Record extracts:
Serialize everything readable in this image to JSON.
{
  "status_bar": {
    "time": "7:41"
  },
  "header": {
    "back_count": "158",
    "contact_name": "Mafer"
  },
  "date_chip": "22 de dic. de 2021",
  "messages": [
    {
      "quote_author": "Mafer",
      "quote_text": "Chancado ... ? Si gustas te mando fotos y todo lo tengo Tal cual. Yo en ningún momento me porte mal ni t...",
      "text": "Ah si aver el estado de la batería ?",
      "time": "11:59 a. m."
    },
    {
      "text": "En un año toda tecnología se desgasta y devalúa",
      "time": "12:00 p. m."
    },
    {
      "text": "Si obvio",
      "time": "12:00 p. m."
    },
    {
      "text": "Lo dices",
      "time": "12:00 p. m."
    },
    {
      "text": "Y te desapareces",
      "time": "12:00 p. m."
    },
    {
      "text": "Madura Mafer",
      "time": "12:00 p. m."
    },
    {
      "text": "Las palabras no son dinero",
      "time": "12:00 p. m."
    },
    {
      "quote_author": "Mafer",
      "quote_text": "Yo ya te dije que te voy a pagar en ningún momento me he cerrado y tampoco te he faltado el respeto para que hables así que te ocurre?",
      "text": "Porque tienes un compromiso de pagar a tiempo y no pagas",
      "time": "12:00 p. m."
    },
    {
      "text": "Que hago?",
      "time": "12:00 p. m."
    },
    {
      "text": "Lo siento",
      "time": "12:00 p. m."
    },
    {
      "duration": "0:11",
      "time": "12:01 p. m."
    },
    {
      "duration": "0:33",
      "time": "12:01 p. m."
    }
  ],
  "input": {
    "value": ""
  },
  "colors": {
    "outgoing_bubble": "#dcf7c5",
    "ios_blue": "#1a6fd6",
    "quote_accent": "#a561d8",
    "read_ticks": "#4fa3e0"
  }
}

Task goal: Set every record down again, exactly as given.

Your response:
Serialize everything readable in this image to JSON.
{
  "status_bar": {
    "time": "7:41"
  },
  "header": {
    "back_count": "158",
    "contact_name": "Mafer"
  },
  "date_chip": "22 de dic. de 2021",
  "messages": [
    {
      "quote_author": "Mafer",
      "quote_text": "Chancado ... ? Si gustas te mando fotos y todo lo tengo Tal cual. Yo en ningún momento me porte mal ni t...",
      "text": "Ah si aver el estado de la batería ?",
      "time": "11:59 a. m."
    },
    {
      "text": "En un año toda tecnología se desgasta y devalúa",
      "time": "12:00 p. m."
    },
    {
      "text": "Si obvio",
      "time": "12:00 p. m."
    },
    {
      "text": "Lo dices",
      "time": "12:00 p. m."
    },
    {
      "text": "Y te desapareces",
      "time": "12:00 p. m."
    },
    {
      "text": "Madura Mafer",
      "time": "12:00 p. m."
    },
    {
      "text": "Las palabras no son dinero",
      "time": "12:00 p. m."
    },
    {
      "quote_author": "Mafer",
      "quote_text": "Yo ya te dije que te voy a pagar en ningún momento me he cerrado y tampoco te he faltado el respeto para que hables así que te ocurre?",
      "text": "Porque tienes un compromiso de pagar a tiempo y no pagas",
      "time": "12:00 p. m."
    },
    {
      "text": "Que hago?",
      "time": "12:00 p. m."
    },
    {
      "text": "Lo siento",
      "time": "12:00 p. m."
    },
    {
      "duration": "0:11",
      "time": "12:01 p. m."
    },
    {
      "duration": "0:33",
      "time": "12:01 p. m."
    }
  ],
  "input": {
    "value": ""
  },
  "colors": {
    "outgoing_bubble": "#dcf7c5",
    "ios_blue": "#1a6fd6",
    "quote_accent": "#a561d8",
    "read_ticks": "#4fa3e0"
  }
}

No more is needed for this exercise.